When I was a student auto body and paint technician, the instructor had me organize his notes from a factory tour into a report on how their procedures could be changed to produce better products. This freed the instructor to conduct classes while I ghost-wrote his report.

While I was the dispatcher, a lady called in with a problem in her brand-new Subaru. She was at a coffee shop and had left her car running and had absent-mindedly locked her keys in the car. And she was on her way to work. While I had her on the phone, I brought up her car in our system and luckily, her vehicle's key code was in her file. I told her that I would be sending someone to the coffee shop in short order with a key. I cut the key (having learned the skill as a technician) and sent our gopher with the key to the nearby coffee shop. I took care of her problem in a very little time and with very little trouble on her part. She said that she would most assuredly remember our helpful intervention.

When I was a service advisor, we were having a rather full day's work come in with appointments. A new customer came in with a problem without an appointment; she had placed something in her center console directly under her dash. This object had somehow slid forward and into the inside of the console where it didn't belong. We honestly had no time in our schedule to take her car in even for something so simple. Having been a technician, I knew that merely pulling free a pop-out panel would allow me to get to the inside of the console in mere moments. I proceeded to the right front passenger compartment, pulled the panel loose, retrieved the lost object, and snapped the panel back into place. She had expected to at least leave the car all day for the object to be retrieved; but instead, her problem was resolved while she waited less than a minute. She was astounded that her problem had been solved so quickly.

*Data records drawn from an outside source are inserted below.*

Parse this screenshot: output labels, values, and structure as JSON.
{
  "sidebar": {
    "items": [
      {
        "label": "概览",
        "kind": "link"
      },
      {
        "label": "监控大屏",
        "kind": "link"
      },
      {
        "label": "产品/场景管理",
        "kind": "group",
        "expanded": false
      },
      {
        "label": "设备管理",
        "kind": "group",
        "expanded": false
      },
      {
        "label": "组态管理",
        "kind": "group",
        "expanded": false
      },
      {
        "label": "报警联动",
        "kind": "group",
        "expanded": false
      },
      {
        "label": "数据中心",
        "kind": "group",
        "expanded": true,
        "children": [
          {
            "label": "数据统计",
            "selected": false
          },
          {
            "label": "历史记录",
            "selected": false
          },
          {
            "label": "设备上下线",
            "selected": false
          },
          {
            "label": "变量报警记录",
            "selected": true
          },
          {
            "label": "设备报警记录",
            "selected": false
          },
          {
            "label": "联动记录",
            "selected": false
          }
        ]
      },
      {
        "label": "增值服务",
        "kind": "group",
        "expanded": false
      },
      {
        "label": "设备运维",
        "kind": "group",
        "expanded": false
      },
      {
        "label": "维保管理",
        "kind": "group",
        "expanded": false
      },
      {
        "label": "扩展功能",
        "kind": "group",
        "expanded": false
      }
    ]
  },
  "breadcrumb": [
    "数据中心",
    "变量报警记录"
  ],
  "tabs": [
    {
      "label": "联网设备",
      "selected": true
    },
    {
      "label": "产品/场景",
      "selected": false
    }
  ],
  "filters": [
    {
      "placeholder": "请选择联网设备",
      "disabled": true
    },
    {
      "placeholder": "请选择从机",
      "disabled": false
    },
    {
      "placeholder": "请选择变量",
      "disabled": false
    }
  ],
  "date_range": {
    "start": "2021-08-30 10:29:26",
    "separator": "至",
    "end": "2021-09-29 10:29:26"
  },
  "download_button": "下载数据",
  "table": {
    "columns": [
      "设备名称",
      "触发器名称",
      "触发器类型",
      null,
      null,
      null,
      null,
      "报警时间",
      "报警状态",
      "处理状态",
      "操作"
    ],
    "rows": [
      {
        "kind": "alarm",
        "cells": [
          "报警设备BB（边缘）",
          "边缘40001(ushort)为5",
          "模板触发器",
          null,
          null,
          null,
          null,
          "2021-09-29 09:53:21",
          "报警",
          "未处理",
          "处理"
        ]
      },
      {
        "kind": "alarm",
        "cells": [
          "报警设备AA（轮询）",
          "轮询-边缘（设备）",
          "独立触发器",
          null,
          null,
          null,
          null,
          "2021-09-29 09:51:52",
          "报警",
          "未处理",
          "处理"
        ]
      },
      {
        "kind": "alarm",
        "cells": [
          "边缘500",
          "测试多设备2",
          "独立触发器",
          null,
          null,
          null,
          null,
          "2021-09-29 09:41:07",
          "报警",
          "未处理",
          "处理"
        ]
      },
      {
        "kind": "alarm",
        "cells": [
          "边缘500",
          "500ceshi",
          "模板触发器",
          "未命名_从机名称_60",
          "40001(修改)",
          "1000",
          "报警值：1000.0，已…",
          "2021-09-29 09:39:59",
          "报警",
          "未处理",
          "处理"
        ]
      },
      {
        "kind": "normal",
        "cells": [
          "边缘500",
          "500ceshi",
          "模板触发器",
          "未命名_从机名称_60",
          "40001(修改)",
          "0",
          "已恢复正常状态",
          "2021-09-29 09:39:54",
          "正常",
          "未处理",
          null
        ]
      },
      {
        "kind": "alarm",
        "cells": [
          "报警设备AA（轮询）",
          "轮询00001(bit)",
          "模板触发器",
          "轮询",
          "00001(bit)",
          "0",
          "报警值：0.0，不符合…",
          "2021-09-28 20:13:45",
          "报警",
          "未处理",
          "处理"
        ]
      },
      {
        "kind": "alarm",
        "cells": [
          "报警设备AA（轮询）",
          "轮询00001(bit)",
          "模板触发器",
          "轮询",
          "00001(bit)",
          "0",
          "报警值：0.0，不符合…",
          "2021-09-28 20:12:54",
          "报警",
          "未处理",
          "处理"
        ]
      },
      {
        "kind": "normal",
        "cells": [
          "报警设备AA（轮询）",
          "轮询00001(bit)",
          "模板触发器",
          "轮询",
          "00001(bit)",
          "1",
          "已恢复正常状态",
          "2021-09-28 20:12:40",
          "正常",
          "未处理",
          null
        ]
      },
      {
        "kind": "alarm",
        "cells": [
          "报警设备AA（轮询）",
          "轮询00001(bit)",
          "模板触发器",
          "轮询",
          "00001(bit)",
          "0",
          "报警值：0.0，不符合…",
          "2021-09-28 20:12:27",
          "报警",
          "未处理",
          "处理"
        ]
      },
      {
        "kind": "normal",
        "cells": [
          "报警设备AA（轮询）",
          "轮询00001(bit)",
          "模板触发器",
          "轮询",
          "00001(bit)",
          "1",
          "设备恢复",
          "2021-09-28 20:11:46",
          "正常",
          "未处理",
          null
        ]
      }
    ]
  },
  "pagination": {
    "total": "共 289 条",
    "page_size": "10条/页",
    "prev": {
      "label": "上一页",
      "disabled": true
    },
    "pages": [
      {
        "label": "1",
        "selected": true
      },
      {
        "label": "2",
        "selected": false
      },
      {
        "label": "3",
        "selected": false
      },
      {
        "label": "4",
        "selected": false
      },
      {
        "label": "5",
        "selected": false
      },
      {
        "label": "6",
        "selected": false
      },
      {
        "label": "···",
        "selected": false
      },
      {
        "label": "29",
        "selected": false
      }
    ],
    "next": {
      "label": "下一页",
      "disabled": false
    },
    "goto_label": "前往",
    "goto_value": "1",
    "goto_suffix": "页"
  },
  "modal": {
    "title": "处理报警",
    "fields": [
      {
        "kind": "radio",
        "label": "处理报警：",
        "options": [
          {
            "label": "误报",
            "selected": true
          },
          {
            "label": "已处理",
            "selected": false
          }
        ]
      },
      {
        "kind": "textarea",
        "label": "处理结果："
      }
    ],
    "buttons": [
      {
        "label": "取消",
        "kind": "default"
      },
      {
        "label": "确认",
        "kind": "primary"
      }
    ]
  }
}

After I had been a dealership technician for some months, it dawned on me that I could take care of information shortage about work which I had done in the past by keeping my own record of repair orders with notes on each. This bit of organizing, where there had been none before, allowed me to account for actions taken or problems encountered; I was able to in moments answer questions about repairs or parts ordered far back into the past. This proved very useful in complicated cases when documentation I couldn't include on a repair order was needed. I made this a practice for my entire working career as a technician. It came in very handy countless times.

Our Cadillac service customers were used to the service that our dealership provided Cadillacs from the car rental agency that was next door to us, while their car was in for service. However, one day was particularly full as a critical safety recall was bringing in cars in unprecedented numbers, exhausting the car rental agency's supply of Cadillacs. So we attempted to send one customer out in our dealership's rarely-used Chevrolet loaner car. The customer was outraged that he would have to drive a Chevrolet that day as he was to meet his ex-wife's new husband and that “image was very important to [him]”. He threw the keys back on my desk as he pronounced his displeasure. It occurred to me that perhaps another branch of the car rental agency might have a Cadillac that could used to solve the problem. Twenty minutes later, a Cadillac arrived from another branch of the car rental agency and whisked our angry customer away. Later that day when he returned for his car, he apologized for his outburst; and we all lived happily ever after.